The money works for them through the power of investing and ownership. You can start thinking like an investor or owner by thinking of ways you can earn what career expert Dan Miller calls SWISS (Sales While You Sleep Soundly) dollars.
How can you leverage your knowledge, expertise, and know how in a way that produces SWISS dollars?
Many people have turned to creating online courses as a way of doing just that. Once you’ve figured out how to leverage what you know, you’ll no longer subscribe to the belief that money does not grow on trees.
You and money phrase 5
There’s more where that came from.
I first became aware of this phrase from blogger and online entrepreneur Michael Hyatt. He credits this mindset of abundance to his wife, Gail, who developed this attitude as an overall way of life.
Before hearing this perspective, making large purchases was always stressful. It would be stressful to see the bank balance go down. I would feel financially and emotionally vulnerable, even if there was plenty of money in the bank left.
Then I just started applying the principle of abundance whenever I felt the stress by saying, “There’s more where that came from.” That simple phrase helped me manage my worry and challenge my scarcity mindset around money.
Now I experience gratitude for always having what I need.
Make money your friend
If you keep these 5 phrases in mind, you will transform your relationship with money.
Instead of being your enemy, money will become your friend.

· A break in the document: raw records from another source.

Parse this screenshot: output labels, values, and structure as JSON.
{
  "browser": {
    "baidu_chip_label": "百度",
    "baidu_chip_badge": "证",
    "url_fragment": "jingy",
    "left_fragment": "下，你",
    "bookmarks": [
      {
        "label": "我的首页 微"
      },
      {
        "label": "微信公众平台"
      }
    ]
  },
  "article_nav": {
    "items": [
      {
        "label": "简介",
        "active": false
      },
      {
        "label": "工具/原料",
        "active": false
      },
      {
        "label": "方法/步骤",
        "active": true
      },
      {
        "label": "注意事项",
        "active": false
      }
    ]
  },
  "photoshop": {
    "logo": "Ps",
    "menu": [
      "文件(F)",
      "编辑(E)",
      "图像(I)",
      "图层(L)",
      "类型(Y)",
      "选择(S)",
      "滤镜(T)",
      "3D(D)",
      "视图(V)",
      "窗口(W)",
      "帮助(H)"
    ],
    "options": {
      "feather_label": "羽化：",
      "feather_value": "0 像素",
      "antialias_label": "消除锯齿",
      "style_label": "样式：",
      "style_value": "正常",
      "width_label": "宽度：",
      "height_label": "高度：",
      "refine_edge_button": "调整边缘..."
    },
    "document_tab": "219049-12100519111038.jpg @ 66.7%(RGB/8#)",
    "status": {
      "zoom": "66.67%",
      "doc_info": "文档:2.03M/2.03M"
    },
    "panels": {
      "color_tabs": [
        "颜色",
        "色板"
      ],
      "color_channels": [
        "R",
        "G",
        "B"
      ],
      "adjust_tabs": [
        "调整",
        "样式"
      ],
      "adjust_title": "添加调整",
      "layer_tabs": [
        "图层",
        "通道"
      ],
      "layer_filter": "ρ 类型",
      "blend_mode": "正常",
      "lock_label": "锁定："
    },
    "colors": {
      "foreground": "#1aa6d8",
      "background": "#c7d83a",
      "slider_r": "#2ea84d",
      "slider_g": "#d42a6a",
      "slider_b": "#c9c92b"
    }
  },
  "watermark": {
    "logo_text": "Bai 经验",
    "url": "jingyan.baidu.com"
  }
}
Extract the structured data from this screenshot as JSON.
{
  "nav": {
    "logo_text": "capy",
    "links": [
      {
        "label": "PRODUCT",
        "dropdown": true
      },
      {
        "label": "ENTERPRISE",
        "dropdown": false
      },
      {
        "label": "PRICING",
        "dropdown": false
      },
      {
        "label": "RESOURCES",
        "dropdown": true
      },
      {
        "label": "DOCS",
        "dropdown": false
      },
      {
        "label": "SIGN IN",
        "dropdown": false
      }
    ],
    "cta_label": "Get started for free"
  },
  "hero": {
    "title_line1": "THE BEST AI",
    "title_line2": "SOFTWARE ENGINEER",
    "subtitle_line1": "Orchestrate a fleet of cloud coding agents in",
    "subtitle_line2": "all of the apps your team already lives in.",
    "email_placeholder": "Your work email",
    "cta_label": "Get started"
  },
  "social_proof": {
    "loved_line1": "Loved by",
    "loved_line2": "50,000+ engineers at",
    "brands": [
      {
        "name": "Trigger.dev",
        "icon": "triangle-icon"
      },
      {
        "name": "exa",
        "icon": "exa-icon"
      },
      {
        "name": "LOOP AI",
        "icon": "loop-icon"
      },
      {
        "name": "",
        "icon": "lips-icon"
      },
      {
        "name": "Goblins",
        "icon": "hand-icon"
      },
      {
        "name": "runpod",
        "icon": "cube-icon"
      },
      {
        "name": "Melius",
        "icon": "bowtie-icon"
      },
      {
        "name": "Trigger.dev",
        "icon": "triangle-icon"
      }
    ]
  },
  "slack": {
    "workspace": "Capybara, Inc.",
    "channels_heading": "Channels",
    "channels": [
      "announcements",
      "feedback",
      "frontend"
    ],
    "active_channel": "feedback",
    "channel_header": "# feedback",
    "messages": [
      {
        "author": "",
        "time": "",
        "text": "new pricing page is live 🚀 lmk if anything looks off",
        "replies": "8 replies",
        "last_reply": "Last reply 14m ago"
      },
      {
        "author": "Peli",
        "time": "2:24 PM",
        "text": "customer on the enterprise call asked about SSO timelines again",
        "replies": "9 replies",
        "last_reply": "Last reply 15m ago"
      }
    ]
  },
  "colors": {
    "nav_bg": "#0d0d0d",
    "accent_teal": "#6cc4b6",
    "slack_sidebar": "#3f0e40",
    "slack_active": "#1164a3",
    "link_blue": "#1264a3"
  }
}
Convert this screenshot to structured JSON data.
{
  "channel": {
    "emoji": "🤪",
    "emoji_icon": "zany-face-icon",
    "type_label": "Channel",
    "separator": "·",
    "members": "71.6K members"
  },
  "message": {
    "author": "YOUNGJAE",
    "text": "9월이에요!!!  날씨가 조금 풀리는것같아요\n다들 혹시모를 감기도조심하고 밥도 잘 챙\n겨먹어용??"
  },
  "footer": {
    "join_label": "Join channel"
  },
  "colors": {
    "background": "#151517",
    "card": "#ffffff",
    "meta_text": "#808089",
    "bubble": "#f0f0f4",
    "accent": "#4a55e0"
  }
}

It will show up in your life effortlessly and you will use it effectively to improve your life and the lives of others.